When I watched the weather forecast I thought it wasn’t fair; it was exceptionally good and warm, and I was stuck away from the hills. Then all bits and pieces fell into the right places and it turned out I was able to hit the road and head into the mountains. I chose a solitary but relatively easily accessible Munro Fionn Bheinn. It was to be my first hill-walk this year, and I didn’t want to overdo it.
After about a 2-hours long drive I parked my car near the train station in Achnasheen. From there I crossed the road A832 and successfully tackled a maze of farm tracks thanks to a few signposts fixed on the fences. Behind one of the gates the farm track turned into a narrow grassy path, boggy at times, winding up the slope along a fence. A few minutes later, after another gate, the path went out into the open space and run up the hill, sometimes disappearing in wet and boggy ground, with the Allt Achadh na Sine stream on the left hand side. The slope wasn’t very steep, but slippery terrain required some attention. Eventually I reached the ridge and a plateau opened in front of me, with snowy Meall a’Chaorainn to the left, and rather featureless but bigger bulk of Fionn Bheinn to the right.

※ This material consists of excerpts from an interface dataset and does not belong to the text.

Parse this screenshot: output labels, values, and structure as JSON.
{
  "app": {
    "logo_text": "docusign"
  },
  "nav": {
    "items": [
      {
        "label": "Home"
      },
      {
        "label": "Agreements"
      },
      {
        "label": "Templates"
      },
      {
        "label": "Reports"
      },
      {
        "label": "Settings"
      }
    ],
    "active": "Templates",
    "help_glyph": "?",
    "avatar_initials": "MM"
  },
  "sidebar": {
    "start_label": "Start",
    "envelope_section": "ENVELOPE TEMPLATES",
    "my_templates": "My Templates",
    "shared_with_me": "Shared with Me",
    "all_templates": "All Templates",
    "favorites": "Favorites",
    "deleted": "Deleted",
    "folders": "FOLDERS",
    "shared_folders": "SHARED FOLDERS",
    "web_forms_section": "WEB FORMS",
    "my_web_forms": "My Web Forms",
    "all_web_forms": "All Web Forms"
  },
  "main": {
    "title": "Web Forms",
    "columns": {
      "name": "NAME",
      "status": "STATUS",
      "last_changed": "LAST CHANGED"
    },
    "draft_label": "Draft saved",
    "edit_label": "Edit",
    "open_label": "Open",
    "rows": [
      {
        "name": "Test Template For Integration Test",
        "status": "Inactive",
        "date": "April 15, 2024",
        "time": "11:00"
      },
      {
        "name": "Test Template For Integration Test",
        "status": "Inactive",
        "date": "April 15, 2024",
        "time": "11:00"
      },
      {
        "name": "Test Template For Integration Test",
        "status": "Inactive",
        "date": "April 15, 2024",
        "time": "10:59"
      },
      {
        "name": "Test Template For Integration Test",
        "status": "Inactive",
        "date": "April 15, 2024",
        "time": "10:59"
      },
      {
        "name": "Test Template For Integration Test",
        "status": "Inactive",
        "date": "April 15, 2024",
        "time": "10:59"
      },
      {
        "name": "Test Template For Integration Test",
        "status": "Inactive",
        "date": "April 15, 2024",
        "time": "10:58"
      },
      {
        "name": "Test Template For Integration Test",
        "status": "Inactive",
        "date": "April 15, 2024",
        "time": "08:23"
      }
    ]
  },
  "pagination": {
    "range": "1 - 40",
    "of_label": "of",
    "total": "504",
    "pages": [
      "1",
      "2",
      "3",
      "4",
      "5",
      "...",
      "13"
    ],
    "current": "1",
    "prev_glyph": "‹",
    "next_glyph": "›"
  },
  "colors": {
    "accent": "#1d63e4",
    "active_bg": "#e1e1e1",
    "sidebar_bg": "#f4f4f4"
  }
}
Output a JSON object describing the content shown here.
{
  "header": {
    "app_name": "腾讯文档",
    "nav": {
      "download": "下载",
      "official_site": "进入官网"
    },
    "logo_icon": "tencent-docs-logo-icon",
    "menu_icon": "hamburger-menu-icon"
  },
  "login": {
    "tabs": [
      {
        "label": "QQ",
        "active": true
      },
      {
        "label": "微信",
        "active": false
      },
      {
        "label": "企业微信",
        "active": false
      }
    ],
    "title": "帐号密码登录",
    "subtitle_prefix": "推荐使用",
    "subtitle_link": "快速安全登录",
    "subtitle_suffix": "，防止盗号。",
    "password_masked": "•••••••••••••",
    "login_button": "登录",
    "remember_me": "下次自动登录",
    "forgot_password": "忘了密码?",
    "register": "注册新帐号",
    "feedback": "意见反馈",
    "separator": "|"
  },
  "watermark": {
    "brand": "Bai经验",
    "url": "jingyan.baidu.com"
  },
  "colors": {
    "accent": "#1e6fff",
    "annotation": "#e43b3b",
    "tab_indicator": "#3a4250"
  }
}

After a short stop at something looking like a wee hydro station I started trudging through a massive peat bog towards the slopes of my chosen Munro. It was less wet than I’d expected, nonetheless I had to wander around to avoid treacherous, slimy puddles of mud. Eventually the ground started going up a bit, but it didn’t make it any drier. The slope was getting gradually steeper and steeper, with the traditional ‘false ridge’ – a formation that looks like the ridge, but is in fact just hiding another part of the slope from the view. From time to time I stopped, officially to look behind my back, where massive and snowy hills created an impressive though hazy backdrop. After catching back my breath I carried on up the slope, and eventually reached the ridge. Behind it a pretty spectacular view of Loch Fannich and the Fannaichs opened in front of my eyes, with the hills further afield flashing their snowy bodies through the haze. Similarly impressive was the snow deposit along the upper edge of Toll Mor Corrie. After another few minutes of pretty simple ascend I stood at the summit of Fionn Bheinn.
Finding some shelter a bit below the summit I enjoyed my second breakfast, particularly hot tea from the flask, at the same time admiring the views northwards. After that nice break I headed down and followed the line of the ridge eastward for about 1 mile, going gradually down. There I came across a dry stone wall, winding its way down the hill southwards. I followed it for quite a while, once falling over and slipping a couple of times on the mud. At one point I reached a very appealing dry, grassy and relatively wide track. I followed it down the hill towards a patch of forestry. At the entrance to the latter I had to go round a fallen tree blocking the path, then avoid being hit but low hanging branches and twigs. But after a couple of minutes I went out into an open space – the trees had been felled there some years ago there. After a rather nice walk down the meadows I got to the A832 and had to follow it back to the village. Thankfully a rather wide grassy shoulder provided enough space to feel safe despite surprisingly busy traffic. A few minutes later I came back to my car after an enjoyable walk, with another Munro under my belt.